Entries from a dataset of interfaces:
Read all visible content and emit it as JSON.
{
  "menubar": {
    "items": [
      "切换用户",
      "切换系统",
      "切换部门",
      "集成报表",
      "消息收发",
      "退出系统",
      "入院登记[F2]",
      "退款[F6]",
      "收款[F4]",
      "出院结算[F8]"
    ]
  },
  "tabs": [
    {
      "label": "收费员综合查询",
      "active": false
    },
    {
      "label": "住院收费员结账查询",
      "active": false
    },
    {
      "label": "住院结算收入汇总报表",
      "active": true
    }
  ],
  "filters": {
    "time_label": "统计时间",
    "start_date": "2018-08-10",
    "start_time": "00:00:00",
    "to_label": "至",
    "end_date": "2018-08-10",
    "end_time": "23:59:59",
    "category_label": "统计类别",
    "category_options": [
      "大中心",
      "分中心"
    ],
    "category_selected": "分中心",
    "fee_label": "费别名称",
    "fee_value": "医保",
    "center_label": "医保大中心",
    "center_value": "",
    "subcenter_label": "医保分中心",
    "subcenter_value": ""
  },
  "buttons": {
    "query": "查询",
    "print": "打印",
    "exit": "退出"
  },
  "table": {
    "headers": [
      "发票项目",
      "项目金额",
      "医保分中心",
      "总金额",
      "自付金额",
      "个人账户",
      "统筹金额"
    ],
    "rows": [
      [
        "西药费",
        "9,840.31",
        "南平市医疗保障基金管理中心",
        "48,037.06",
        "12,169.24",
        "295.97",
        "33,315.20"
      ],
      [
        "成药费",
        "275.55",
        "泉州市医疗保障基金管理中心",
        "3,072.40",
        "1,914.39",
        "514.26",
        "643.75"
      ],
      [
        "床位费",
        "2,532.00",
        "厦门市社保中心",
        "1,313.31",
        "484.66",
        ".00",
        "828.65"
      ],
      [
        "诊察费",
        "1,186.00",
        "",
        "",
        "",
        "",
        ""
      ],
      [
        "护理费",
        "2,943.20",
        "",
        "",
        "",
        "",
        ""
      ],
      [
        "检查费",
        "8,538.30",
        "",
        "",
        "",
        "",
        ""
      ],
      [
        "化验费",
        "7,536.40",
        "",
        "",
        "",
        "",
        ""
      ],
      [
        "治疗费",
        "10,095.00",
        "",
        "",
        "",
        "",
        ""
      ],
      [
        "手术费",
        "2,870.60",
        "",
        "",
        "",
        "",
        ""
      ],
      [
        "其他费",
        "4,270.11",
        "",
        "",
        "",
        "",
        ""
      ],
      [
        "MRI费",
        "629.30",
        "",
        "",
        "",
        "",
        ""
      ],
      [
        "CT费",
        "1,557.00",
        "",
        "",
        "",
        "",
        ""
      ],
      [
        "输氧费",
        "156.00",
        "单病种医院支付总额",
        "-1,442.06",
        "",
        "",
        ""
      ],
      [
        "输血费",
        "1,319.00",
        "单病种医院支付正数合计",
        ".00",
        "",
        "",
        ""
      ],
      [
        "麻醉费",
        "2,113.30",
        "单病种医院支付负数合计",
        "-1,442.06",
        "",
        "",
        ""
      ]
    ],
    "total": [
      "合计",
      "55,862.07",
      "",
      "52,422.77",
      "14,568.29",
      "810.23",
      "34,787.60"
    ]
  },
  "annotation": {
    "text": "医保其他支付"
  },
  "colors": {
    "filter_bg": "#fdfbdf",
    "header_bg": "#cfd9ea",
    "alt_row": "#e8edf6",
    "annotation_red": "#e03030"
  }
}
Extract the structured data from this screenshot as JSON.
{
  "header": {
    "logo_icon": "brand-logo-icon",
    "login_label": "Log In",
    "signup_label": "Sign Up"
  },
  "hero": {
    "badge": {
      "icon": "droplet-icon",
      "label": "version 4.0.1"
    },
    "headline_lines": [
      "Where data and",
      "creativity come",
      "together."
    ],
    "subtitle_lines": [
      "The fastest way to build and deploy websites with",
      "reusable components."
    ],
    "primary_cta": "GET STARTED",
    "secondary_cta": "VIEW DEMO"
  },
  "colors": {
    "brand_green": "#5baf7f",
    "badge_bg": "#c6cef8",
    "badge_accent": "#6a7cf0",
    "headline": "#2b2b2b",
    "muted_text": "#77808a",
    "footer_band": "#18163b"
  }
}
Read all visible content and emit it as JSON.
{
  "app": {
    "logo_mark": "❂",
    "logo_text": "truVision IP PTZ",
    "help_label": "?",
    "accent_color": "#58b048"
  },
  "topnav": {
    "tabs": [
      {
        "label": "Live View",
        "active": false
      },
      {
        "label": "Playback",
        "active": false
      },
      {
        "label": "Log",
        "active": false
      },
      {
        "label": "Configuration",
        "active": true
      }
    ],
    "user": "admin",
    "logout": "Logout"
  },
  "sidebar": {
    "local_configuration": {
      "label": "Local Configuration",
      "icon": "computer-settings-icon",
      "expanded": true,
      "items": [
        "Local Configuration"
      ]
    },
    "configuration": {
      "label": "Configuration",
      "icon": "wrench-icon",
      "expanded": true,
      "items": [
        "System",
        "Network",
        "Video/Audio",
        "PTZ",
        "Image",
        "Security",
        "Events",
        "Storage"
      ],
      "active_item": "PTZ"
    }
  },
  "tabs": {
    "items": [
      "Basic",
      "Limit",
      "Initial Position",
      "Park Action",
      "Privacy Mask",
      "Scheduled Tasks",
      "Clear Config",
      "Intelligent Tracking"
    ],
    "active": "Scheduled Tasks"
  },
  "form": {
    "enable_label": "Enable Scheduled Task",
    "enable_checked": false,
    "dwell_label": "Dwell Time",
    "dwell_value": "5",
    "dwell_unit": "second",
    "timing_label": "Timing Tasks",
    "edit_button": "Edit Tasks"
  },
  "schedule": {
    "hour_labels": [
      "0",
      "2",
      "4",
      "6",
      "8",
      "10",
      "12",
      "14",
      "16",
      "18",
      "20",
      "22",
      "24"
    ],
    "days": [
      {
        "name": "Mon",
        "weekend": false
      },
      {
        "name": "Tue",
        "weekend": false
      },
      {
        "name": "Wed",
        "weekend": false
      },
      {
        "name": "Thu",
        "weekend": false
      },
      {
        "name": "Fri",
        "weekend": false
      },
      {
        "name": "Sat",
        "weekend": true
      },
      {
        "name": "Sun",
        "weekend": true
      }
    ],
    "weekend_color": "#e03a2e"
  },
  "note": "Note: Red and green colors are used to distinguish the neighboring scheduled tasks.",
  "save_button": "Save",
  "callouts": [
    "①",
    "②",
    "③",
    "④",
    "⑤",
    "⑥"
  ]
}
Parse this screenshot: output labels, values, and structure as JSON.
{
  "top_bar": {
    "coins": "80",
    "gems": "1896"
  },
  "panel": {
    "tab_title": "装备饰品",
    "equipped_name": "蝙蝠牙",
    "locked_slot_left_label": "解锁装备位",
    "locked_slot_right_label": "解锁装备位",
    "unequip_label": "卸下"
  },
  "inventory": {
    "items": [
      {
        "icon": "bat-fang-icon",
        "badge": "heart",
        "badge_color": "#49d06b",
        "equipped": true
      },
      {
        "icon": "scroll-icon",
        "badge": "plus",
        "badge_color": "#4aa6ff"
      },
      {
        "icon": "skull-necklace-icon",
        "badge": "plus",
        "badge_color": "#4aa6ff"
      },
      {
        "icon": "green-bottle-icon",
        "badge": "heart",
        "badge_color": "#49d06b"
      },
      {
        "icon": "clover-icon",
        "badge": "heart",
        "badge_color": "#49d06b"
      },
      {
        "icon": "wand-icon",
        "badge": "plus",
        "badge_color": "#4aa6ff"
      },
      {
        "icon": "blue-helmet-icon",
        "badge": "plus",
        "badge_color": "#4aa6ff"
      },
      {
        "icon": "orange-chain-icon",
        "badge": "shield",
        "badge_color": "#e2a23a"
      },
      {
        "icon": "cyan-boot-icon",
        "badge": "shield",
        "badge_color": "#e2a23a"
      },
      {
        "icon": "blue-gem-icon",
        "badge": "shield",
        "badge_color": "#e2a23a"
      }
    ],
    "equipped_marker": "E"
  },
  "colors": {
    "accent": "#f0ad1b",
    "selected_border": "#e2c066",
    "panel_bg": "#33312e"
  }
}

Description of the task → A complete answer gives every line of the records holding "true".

Task solution →
      "active": true
        "active": true
      "expanded": true,
      "expanded": true,
        "weekend": true
        "weekend": true
        "equipped": true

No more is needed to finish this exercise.